To do this, the team first built a detector from four identical ion chambers, mounted onto a single frame. The researchers then analysed the response of their detector to beams of various charged particles, as well as the influences the chambers had on each other through charge interactions. Dr Vasilache summarises: “the method we propose in the ELIDOSE project is to build a composite detector out of four separate ones; thus, obtaining an array called Quad Array Detector for Recombination factor measurement (QUADRO-fm).”
THE INNOVATIVE QUADRO-fm METHOD
In the team’s setup, all four of the ion chambers of QUADRO-fm have a different role to play; each concentrating on its own measurement. “In this array, one component measures the dosage, while each of the other three will simultaneously measure a different correction factor; overall, obtaining a correct value for the dose,” Dr Vasilache explains. “It is an innovative solution – using multiple detectors simultaneously, instead of just one sequentially.”

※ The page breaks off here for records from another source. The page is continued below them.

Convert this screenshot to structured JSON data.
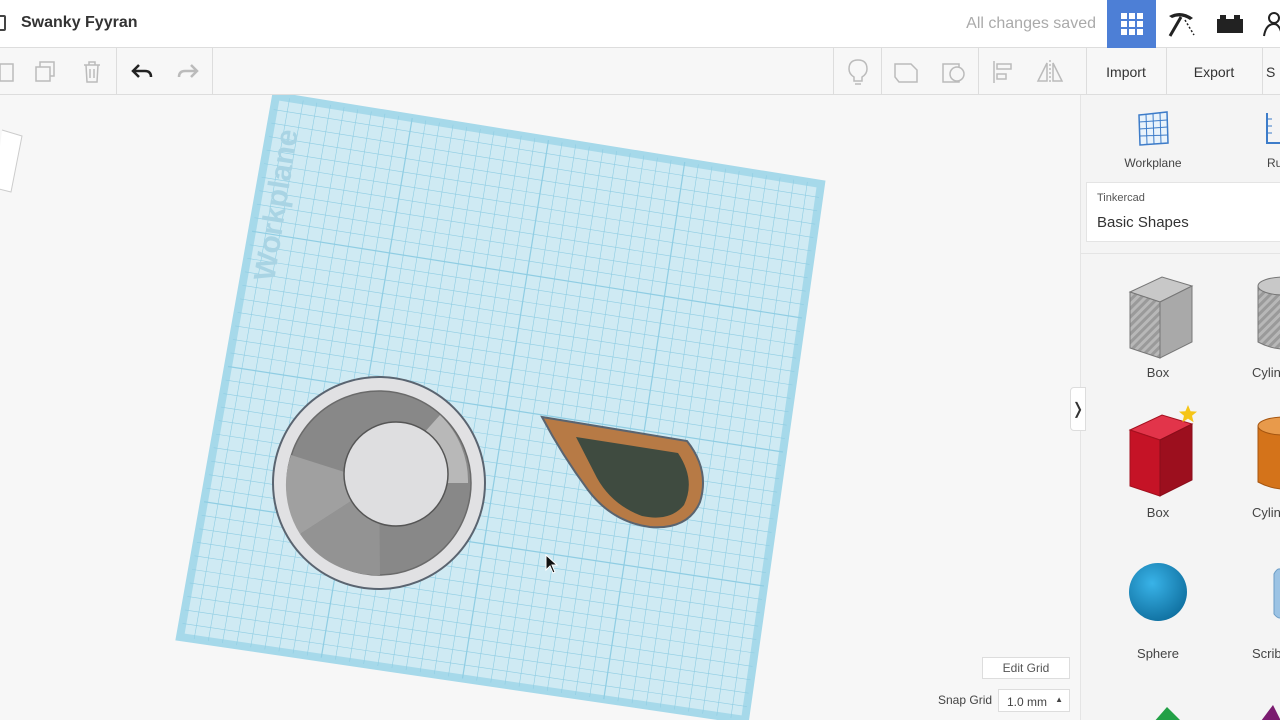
{
  "header": {
    "title": "Swanky Fyyran",
    "save_status": "All changes saved",
    "nav": [
      {
        "icon": "grid-view-icon",
        "active": true
      },
      {
        "icon": "pickaxe-icon",
        "active": false
      },
      {
        "icon": "bricks-icon",
        "active": false
      },
      {
        "icon": "user-icon",
        "active": false
      }
    ]
  },
  "toolbar": {
    "import_label": "Import",
    "export_label": "Export",
    "share_label": "S"
  },
  "workplane": {
    "watermark": "Workplane"
  },
  "panel": {
    "workplane_label": "Workplane",
    "ruler_label": "Ru",
    "library_source": "Tinkercad",
    "library_name": "Basic Shapes",
    "shapes": [
      {
        "label": "Box",
        "style": "striped",
        "color": "#b5b5b5"
      },
      {
        "label": "Cylin",
        "style": "striped",
        "color": "#b5b5b5"
      },
      {
        "label": "Box",
        "style": "solid",
        "color": "#cc1526",
        "favorite": true
      },
      {
        "label": "Cylin",
        "style": "solid",
        "color": "#d97a1c"
      },
      {
        "label": "Sphere",
        "style": "solid",
        "color": "#1a8fc9"
      },
      {
        "label": "Scrib",
        "style": "solid",
        "color": "#8fb8dd"
      }
    ]
  },
  "grid_controls": {
    "edit_grid_label": "Edit Grid",
    "snap_grid_label": "Snap Grid",
    "snap_grid_value": "1.0 mm"
  },
  "colors": {
    "accent": "#4d7fd6",
    "workplane": "#cfeaf3",
    "workplane_grid": "#8fcde3"
  }
}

The values gathered by each ion chamber are then inputted into a relatively simple equation; yielding a correction value called the ‘recombination factor’. This number tells the researchers how their measured proton dose differs from the actual value, allowing them to adjust their measurements to accurately reflect reality. “The emphasis is on measuring the recombination factor; in order to measure the dose correctly, one must collect all pairs of electrons and positive ions, generated in the ion chambers by the radiation pulse,” Dr Vasilache says.
To check that their recombination factor calculations were accurate, the ELI-NP team studied the behaviours of the ions within the four chambers using computer simulations. These models are particularly important for predicting the influences which the four ion chambers have on each other; a factor which would make proton beam measurements even more difficult if not addressed. Since the interactions between ion chambers are depending upon a large number of factors, it can be rather complex, but the team’s modelling techniques, combined with their recombination factor measurements, will likely ensure the success of the ELIDOSE project’s detector.
A promising future for dosimetry
Having implemented these techniques, the researchers now aim to use these simulations to further improve the accuracy of their detector. Through their initial demonstrations of the capabilities of QUADRO-fm, the ELI-NP team have shown that the detector can be a reliable tool for measuring the doses in pulsed proton beams. The new detector proposed in the ELIDOSE project offers important improvements to the dosimetry tools used by medical physicists in the hospitals. Through further studies, Dr Vasilache’s team now hope to further improve the accuracy of their detector and add new capabilities.
What first sparked your interest in this field of research?
<>I started to look into dosimetry when I was undertaking research into health physics. The project I was involved with aimed to predict the risks carried by radiation exposure. It was clear that building an accurate dose-response model was heavily reliant, amongst other things, on the accurate dosimetry of the radiation field. As I became more and more interested in the dose-response models, I also became interested in the development of accurate dosimetry.